I ran four years ago determined to make the Red Plan a thing of the past. To my shock, my inquiries for public data, to lay old questions to rest, were met with fury, stonewalling, and, finally, hysteria. And the Red Plan was never dead. For 10 years, Duluth School Board majorities refused to acknowledge that their financing of the Red Plan would loot locally levied property taxes from the classroom for decades to come.
Twenty years ago, in 1997, my second year as a School Board member, Duluth school property taxes were $23 million; $9 million of this was for debt servicing, and $14 million went to the classroom. Today, local school property taxes are $31 million. But this year's Red Plan debt servicing takes $28.7 million, leaving only $2.5 million for the classroom. That is $11.5 million less for our classrooms despite an $8 million property tax increase.
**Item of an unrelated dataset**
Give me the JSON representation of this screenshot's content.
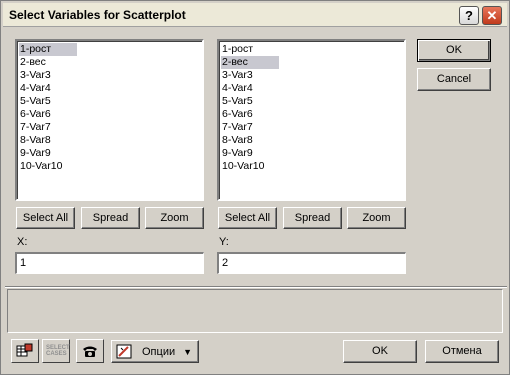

If you care to do the math, our average teacher costs $90,000 per year. I will leave it to others to explain the insistence of some that the Red Plan is over.
What is not over is the loss of $11.5 million for the classrooms each year at a time when our district is expected to meet the needs of a growing poor and minority student population desperate for teacher contact time in order to bridge an infamous learning gap.
Like it or not, Duluth now has a nearly half billion-dollar investment in new schools to protect. Our board has refused good offers to sell derelict buildings, even though such sales were made a critical part of the Red Plan's financing.
I will do what I deem necessary to raise the funds we need to educate our children. I will, to the best of my ability, hold true to my conviction that voters should be offered referendums to raise the necessary funds. However, if given no alternative, voters must know that I may decide to vote to raise additional taxes even if the public has soured on providing them.
I can hardly blame the public. Ten years ago, district residents were denied a referendum on the Red Plan, and this was just after our state Legislature placed a heavier property tax burden on more modest homes than on those of the more affluent.
Not every child can do what Abraham Lincoln did: educate themselves beyond a meager few years of an elementary education to the law, to Congress, to the presidency, and to the rescue of the American nation. What Lincoln would have given to have been educated in the Duluth public schools!
We owe it to our children to remember President Lincoln's words: "with malice toward none."
Let's give our children an education we can be proud of.
Harry Welty is a candidate for an At Large seat on the Duluth School Board.
ABOUT THIS RACE
Five candidates are vying for two open At Large seats on the Duluth School Board. The top four vote-getters in the Sept. 12 primary election will advance to Election Day on Nov. 7. Commentaries from each of the candidates are being published Tuesday through Saturday this week on the News Tribune Opinion page. The five candidates are Josh Gorham, Bogdana Krivogorsky, Loren Martell, Sally Trnka, and incumbent Harry Welty.